Items from a data source:
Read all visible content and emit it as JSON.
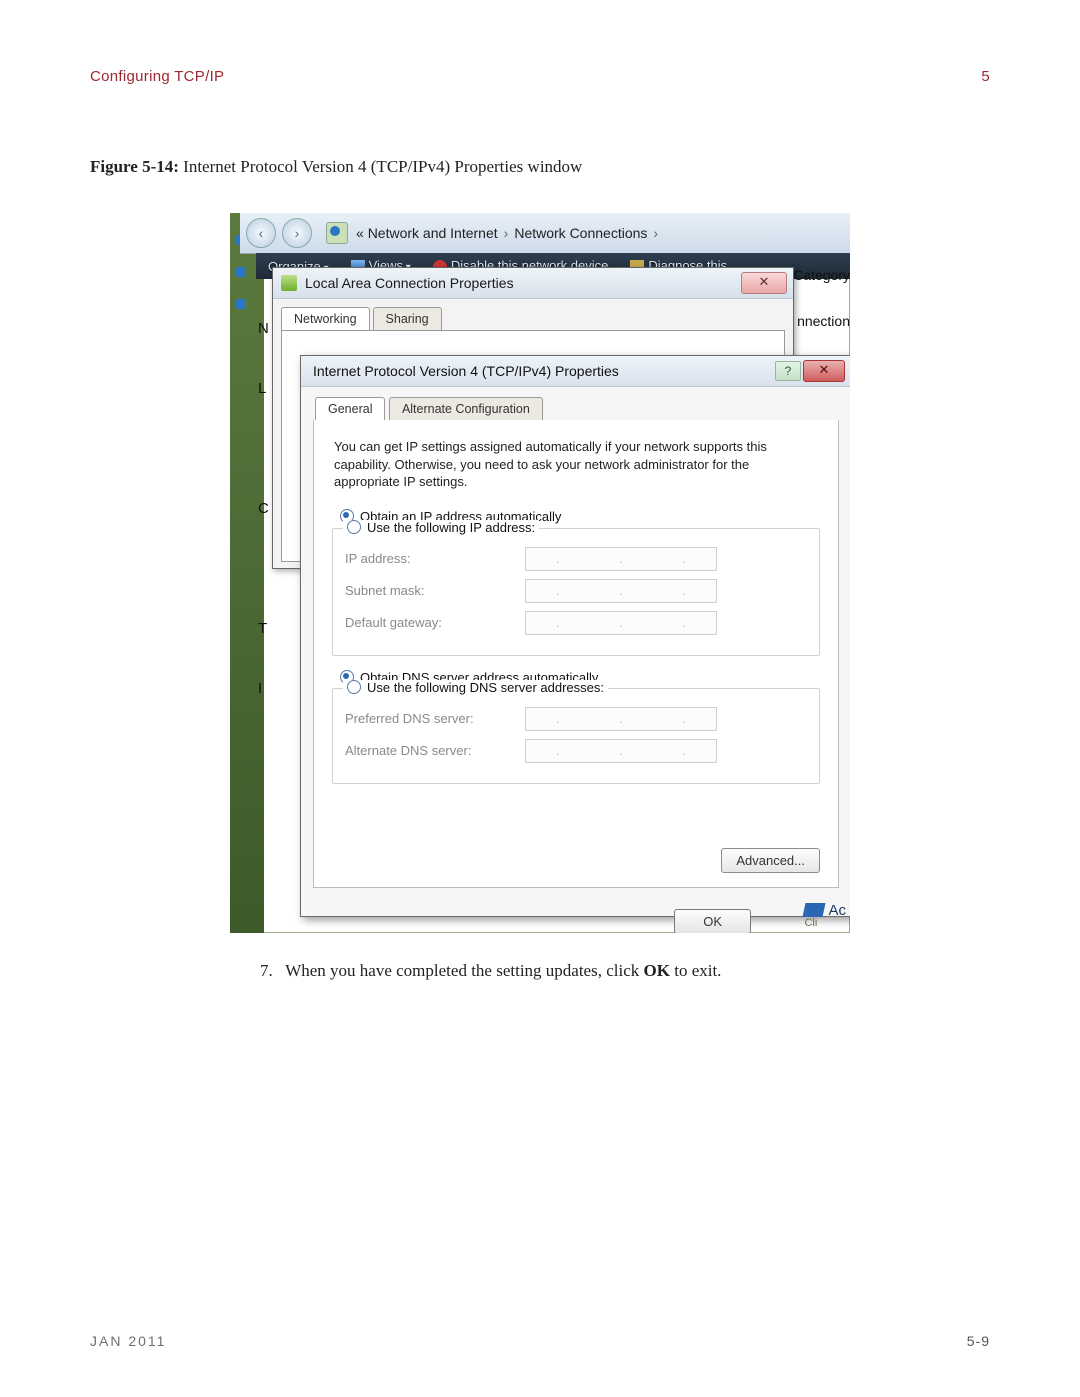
{
  "page": {
    "section_title": "Configuring TCP/IP",
    "section_number": "5",
    "figure_label": "Figure 5-14:",
    "figure_caption": "Internet Protocol Version 4 (TCP/IPv4) Properties window",
    "step_number": "7.",
    "step_text_a": "When you have completed the setting updates, click ",
    "step_bold": "OK",
    "step_text_b": " to exit.",
    "footer_date": "JAN 2011",
    "footer_page": "5-9"
  },
  "explorer": {
    "back_glyph": "«",
    "crumb1": "Network and Internet",
    "crumb2": "Network Connections",
    "sep": "›",
    "toolbar": {
      "organize": "Organize",
      "views": "Views",
      "disable": "Disable this network device",
      "diagnose": "Diagnose this"
    },
    "right_category": "rk Category",
    "right_connection": "nnection",
    "side_letters": "N\nL\nC\nT\nI"
  },
  "lac": {
    "title": "Local Area Connection Properties",
    "close_glyph": "✕",
    "tabs": {
      "networking": "Networking",
      "sharing": "Sharing"
    }
  },
  "ipdlg": {
    "title": "Internet Protocol Version 4 (TCP/IPv4) Properties",
    "help_glyph": "?",
    "close_glyph": "✕",
    "tabs": {
      "general": "General",
      "alt": "Alternate Configuration"
    },
    "description": "You can get IP settings assigned automatically if your network supports this capability. Otherwise, you need to ask your network administrator for the appropriate IP settings.",
    "radio_auto_ip": "Obtain an IP address automatically",
    "radio_static_ip": "Use the following IP address:",
    "fields_ip": {
      "ip": "IP address:",
      "mask": "Subnet mask:",
      "gw": "Default gateway:"
    },
    "radio_auto_dns": "Obtain DNS server address automatically",
    "radio_static_dns": "Use the following DNS server addresses:",
    "fields_dns": {
      "pref": "Preferred DNS server:",
      "alt": "Alternate DNS server:"
    },
    "advanced": "Advanced...",
    "ok": "OK"
  },
  "corner": {
    "text": "Ac",
    "sub": "Cli"
  },
  "dotsep": "."
}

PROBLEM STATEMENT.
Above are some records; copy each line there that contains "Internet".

EXERCISE RESPONSE.
    "figure_caption": "Internet Protocol Version 4 (TCP/IPv4) Properties window",
    "crumb1": "Network and Internet",
    "title": "Internet Protocol Version 4 (TCP/IPv4) Properties",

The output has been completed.